Laser-firing satellite targets ice sheets
A SATELLITE that measures the Earth’s ice in more detail than ever before was launched by Nasa yesterday.
The ICESat-2 satellite has been designed to give scientists the best idea yet of how ice caps are changing.
The satellite can measure the height of ice to an accuracy of just one fifth of an inch using laser beams fired 10,000 times a second.
Dr Tom Neumann, deputy project scientist for ICESat-2, said accurate recordings of ice height were essential to calculating whether – and how fast – the Earth’s ice sheets are melting.
He said: ‘An elevation change of just a centimetre (0.4 inch) over an ice sheet the scale of Antarctica represents a tremendous amount of water either gained to or lost by the ice sheet – 140 gigatons worth.’

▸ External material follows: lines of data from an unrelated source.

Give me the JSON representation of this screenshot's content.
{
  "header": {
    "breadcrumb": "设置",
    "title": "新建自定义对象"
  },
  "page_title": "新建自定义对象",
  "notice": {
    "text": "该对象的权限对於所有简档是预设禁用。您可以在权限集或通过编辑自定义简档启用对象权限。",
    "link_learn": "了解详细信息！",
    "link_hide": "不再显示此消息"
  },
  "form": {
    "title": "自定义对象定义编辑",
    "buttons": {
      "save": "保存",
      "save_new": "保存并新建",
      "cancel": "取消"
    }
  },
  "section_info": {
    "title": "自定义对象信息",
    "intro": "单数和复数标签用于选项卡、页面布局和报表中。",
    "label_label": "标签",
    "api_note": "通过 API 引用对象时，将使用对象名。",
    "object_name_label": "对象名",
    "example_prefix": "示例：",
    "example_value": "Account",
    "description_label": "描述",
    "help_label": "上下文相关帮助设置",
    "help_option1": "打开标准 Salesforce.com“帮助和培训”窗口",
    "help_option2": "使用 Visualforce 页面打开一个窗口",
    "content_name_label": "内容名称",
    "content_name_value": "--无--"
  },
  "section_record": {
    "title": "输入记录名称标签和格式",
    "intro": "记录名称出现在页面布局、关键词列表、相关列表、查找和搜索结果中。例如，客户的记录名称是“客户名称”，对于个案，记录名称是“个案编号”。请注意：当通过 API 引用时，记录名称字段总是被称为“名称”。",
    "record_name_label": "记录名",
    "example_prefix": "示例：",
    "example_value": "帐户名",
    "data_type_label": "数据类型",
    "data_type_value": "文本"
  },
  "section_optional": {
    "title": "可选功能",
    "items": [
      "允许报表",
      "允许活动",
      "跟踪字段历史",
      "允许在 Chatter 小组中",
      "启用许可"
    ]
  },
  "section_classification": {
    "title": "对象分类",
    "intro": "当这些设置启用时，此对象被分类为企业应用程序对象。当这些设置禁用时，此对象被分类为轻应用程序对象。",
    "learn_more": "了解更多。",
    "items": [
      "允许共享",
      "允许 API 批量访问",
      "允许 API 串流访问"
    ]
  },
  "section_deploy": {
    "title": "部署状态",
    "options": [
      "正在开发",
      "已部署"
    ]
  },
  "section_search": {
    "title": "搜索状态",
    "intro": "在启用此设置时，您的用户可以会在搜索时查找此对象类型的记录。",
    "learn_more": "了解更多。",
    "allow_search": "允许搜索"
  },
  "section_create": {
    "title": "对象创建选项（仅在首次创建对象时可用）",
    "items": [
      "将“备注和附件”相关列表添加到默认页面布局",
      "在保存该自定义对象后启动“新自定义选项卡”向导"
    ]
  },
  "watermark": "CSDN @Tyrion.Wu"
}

The ICESat-2 satellite was launched on a rocket from Vandenberg Air Force Base in California.